Never heard of Stardust in the idol industry? I personally like to see Stardust like a secret organization with strings all over the places, like the Free Mason. Of course that’s hyperbolic. But seriously, the company was founded in 1979 and I can’t find much information about it, as if the company is deliberately hiding itself. They just appeared from thin air and hit the industry with Momoclo. Yup, Stardust Promotion Co., Ltd. is the talent agency behind Momoclo (Momoiro Clover Z), an idol unit that has been ranked as the most popular female idol group from 2013 to 2015 and their live shows in 2014 drew about 480,000 audience, which is probably the highest record for female group artists.
Momoclo is gaining popularity fast, real fast, with their energetic and complex dance. They also experimented with different elements of musics and cultural icons. Their collaboration with anime (Pokemon, Dragon Ball, Sailor Moon, etc.) is probably one factor that helps propelled their name to stardom. But they are building their giant fanbase with their live performance. Look at one of their live shows and you will understand that they are one of few idol units that give “total performance”.

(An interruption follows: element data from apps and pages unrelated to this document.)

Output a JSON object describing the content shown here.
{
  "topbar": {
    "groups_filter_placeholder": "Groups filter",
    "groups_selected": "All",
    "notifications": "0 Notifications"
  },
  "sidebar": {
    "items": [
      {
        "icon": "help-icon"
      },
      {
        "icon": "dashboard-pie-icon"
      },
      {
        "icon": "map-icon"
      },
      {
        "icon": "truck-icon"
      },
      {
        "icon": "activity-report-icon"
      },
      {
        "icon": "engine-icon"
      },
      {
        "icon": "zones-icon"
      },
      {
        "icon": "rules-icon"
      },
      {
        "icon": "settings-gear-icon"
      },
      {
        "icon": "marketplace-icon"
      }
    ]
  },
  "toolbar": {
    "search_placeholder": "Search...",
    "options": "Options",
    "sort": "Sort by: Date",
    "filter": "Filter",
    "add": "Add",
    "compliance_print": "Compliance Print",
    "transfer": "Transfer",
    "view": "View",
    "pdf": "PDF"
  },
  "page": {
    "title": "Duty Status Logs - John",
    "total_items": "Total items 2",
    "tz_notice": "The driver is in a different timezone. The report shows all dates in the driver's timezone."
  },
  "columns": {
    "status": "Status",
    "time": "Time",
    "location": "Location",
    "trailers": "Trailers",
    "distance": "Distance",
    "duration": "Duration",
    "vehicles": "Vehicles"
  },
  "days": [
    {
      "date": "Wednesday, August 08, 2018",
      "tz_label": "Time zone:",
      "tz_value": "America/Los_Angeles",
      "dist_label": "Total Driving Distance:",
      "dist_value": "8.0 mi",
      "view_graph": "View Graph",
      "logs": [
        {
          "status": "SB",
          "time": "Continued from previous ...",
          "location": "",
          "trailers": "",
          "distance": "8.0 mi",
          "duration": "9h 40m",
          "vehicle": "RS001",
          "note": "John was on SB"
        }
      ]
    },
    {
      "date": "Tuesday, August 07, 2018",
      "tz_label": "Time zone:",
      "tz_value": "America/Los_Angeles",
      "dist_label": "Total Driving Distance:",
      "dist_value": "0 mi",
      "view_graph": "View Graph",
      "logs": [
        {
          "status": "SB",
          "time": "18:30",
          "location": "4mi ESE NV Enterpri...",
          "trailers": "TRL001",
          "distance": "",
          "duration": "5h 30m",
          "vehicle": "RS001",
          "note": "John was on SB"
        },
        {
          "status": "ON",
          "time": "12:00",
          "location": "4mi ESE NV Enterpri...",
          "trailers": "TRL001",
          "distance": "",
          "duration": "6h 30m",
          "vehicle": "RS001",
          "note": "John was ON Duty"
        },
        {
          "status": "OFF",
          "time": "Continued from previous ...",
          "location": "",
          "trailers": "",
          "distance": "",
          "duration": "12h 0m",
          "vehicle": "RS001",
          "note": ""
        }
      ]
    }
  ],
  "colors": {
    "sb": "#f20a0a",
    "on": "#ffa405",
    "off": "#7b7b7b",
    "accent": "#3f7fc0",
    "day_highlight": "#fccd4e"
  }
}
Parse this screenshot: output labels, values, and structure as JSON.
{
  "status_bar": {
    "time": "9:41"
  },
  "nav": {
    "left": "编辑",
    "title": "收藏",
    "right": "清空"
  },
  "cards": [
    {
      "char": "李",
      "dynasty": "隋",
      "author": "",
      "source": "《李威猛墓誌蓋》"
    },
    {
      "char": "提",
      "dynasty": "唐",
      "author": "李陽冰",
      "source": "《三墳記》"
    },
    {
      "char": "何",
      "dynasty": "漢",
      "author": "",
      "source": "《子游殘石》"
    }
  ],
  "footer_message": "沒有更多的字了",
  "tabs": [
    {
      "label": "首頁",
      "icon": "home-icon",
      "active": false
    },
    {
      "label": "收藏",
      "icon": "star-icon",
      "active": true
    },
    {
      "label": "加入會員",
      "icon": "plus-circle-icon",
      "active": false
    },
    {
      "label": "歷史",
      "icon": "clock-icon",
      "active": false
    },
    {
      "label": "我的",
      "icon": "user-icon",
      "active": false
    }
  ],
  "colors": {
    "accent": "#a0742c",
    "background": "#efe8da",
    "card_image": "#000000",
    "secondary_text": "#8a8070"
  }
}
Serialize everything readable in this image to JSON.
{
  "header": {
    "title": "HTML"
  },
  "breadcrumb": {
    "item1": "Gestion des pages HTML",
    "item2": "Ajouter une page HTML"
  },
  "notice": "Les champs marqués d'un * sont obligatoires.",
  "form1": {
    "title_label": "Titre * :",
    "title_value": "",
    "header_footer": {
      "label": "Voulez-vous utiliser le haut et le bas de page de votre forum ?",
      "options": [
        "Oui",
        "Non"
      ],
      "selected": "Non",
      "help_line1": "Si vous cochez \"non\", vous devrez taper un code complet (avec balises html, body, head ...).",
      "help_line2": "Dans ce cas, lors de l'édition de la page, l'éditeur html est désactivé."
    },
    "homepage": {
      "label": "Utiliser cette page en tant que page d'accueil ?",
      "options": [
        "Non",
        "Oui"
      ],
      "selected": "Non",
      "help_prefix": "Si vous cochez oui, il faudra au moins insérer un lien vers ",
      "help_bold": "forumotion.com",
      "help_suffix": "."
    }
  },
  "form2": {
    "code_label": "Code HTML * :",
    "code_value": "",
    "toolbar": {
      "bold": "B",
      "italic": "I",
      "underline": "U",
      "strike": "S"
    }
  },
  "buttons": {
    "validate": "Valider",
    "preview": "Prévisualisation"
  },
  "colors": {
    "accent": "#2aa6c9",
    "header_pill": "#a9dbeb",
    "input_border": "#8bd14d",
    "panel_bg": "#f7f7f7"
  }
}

But Stardust has more than just Momoclo under its sleeve. Stardust has a special department called 3B Junior, which is a department
with secret laboratory that experiments and produces genetically or cybernetically enhanced idol girls which dedicated to train young talents to be idols. Other than Momoclo, 3B Junior has produced Ebichu (Shiritsu Ebisu Chugaku or Ebisu Private Junior High School), and local idols like Team Syachihoko (in Nagoya) and Tacoyaki Rainbow (in Osaka).
Stardust’s army of idols has just beginning to show their fangs and it’s exciting to see what they have prepared for the future. Will they tip the balance of idol wars? We shall see.
Will 48Group retain their dominance in the idol wars? Will H!P reclaim the title as the idol world conqueror? Will Stardust proven to be a terrifying contender and snatched all the glory? The outcome of the war between those three is unpredictable.
At last, this long post is doooooooneeeee! Time to move on with my life.